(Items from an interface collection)
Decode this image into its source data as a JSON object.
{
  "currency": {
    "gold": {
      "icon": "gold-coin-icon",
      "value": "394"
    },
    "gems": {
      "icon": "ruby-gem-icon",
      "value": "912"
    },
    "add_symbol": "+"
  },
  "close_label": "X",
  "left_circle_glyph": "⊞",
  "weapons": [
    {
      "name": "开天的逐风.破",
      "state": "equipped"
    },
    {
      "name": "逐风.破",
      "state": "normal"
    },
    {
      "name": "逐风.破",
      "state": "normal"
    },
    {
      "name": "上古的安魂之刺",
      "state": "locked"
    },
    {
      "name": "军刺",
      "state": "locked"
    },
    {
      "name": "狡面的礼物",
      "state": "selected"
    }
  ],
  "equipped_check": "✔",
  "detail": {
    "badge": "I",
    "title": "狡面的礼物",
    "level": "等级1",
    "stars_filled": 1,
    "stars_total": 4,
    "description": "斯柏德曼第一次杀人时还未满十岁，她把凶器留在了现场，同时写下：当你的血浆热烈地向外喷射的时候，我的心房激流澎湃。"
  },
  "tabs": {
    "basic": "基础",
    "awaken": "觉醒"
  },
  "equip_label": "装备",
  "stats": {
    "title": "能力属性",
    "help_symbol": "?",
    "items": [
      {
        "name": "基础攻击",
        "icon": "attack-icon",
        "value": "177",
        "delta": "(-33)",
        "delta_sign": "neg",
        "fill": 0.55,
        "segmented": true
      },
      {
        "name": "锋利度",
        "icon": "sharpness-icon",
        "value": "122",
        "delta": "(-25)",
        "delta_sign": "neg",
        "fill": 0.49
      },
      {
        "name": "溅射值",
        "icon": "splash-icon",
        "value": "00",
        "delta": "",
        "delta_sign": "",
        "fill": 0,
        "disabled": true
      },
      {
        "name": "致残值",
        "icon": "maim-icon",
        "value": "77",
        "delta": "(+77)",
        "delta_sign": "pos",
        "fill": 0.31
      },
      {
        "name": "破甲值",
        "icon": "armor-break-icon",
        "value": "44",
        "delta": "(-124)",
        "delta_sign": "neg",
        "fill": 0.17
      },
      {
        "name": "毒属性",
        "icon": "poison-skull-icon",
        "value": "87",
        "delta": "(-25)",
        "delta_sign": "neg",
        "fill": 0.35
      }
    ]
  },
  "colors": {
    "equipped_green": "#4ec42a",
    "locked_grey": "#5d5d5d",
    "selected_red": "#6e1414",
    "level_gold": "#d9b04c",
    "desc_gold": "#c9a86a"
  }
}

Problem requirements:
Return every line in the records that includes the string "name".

Solution to the exercise:
      "name": "开天的逐风.破",
      "name": "逐风.破",
      "name": "逐风.破",
      "name": "上古的安魂之刺",
      "name": "军刺",
      "name": "狡面的礼物",
        "name": "基础攻击",
        "name": "锋利度",
        "name": "溅射值",
        "name": "致残值",
        "name": "破甲值",
        "name": "毒属性",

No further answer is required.